* [Task description]
Please return each entry that follows exactly as written, and keep the pictures out.

======

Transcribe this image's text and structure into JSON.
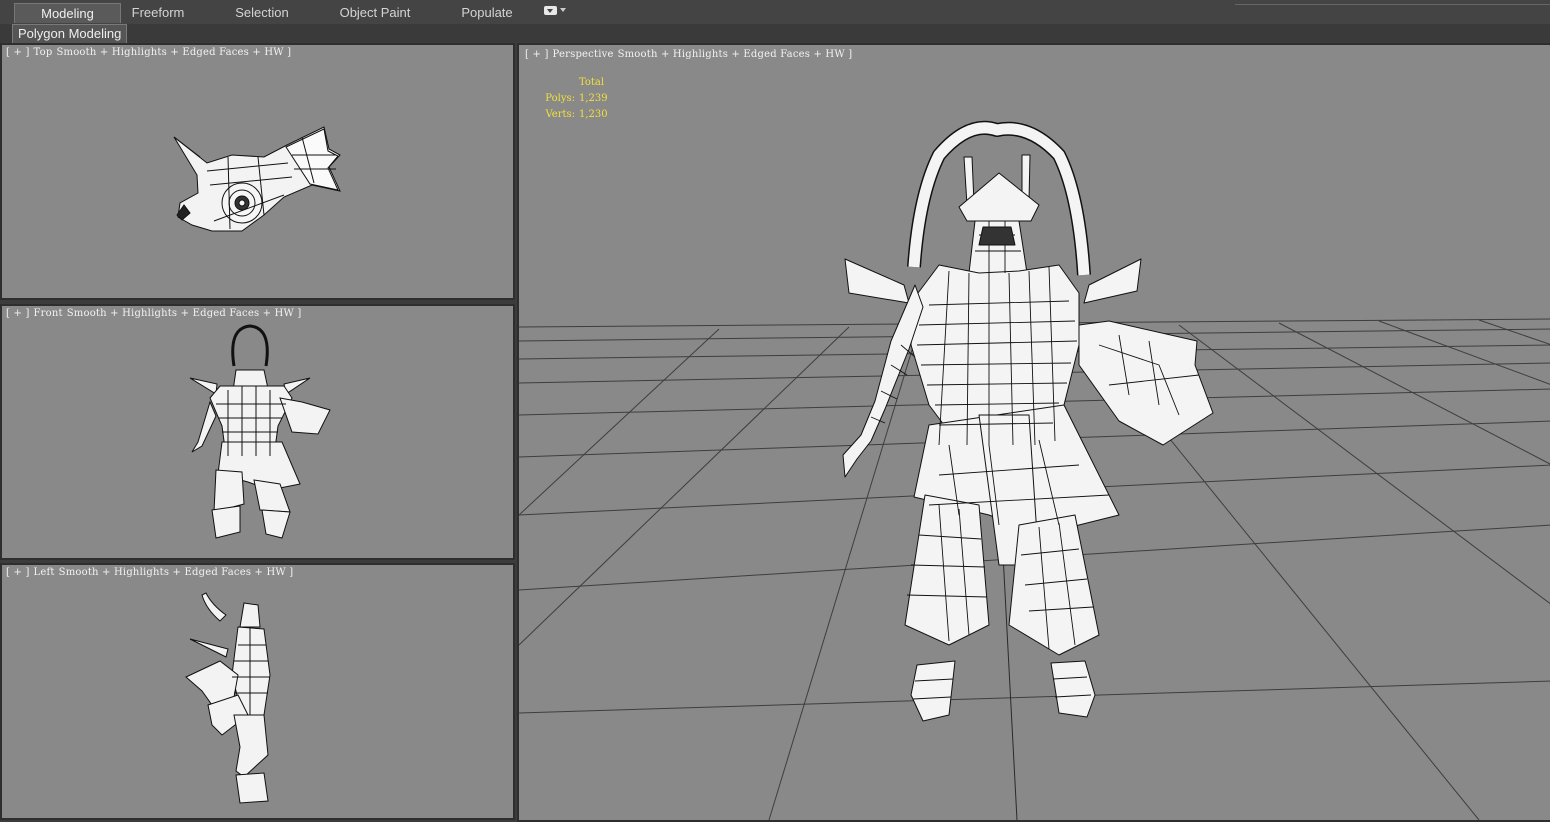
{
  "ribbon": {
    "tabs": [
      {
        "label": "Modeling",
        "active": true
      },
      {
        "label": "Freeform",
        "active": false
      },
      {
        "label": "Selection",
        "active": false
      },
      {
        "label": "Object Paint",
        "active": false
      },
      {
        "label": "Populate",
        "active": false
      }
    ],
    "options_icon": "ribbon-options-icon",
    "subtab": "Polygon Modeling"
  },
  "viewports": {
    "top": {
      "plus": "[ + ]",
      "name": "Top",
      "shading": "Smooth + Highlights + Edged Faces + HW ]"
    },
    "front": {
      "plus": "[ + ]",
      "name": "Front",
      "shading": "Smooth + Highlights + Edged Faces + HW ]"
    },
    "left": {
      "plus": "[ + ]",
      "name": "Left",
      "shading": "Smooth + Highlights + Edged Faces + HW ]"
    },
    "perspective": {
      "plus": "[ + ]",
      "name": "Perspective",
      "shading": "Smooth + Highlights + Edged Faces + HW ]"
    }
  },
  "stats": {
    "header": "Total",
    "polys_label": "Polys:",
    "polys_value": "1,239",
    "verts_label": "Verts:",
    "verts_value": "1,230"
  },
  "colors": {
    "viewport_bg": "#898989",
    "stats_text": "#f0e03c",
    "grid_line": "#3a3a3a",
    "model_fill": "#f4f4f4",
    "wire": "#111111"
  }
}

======

* [Solution to the exercise]
Transcribe this image's text and structure into JSON.
{
  "ribbon": {
    "tabs": [
      {
        "label": "Modeling",
        "active": true
      },
      {
        "label": "Freeform",
        "active": false
      },
      {
        "label": "Selection",
        "active": false
      },
      {
        "label": "Object Paint",
        "active": false
      },
      {
        "label": "Populate",
        "active": false
      }
    ],
    "options_icon": "ribbon-options-icon",
    "subtab": "Polygon Modeling"
  },
  "viewports": {
    "top": {
      "plus": "[ + ]",
      "name": "Top",
      "shading": "Smooth + Highlights + Edged Faces + HW ]"
    },
    "front": {
      "plus": "[ + ]",
      "name": "Front",
      "shading": "Smooth + Highlights + Edged Faces + HW ]"
    },
    "left": {
      "plus": "[ + ]",
      "name": "Left",
      "shading": "Smooth + Highlights + Edged Faces + HW ]"
    },
    "perspective": {
      "plus": "[ + ]",
      "name": "Perspective",
      "shading": "Smooth + Highlights + Edged Faces + HW ]"
    }
  },
  "stats": {
    "header": "Total",
    "polys_label": "Polys:",
    "polys_value": "1,239",
    "verts_label": "Verts:",
    "verts_value": "1,230"
  },
  "colors": {
    "viewport_bg": "#898989",
    "stats_text": "#f0e03c",
    "grid_line": "#3a3a3a",
    "model_fill": "#f4f4f4",
    "wire": "#111111"
  }
}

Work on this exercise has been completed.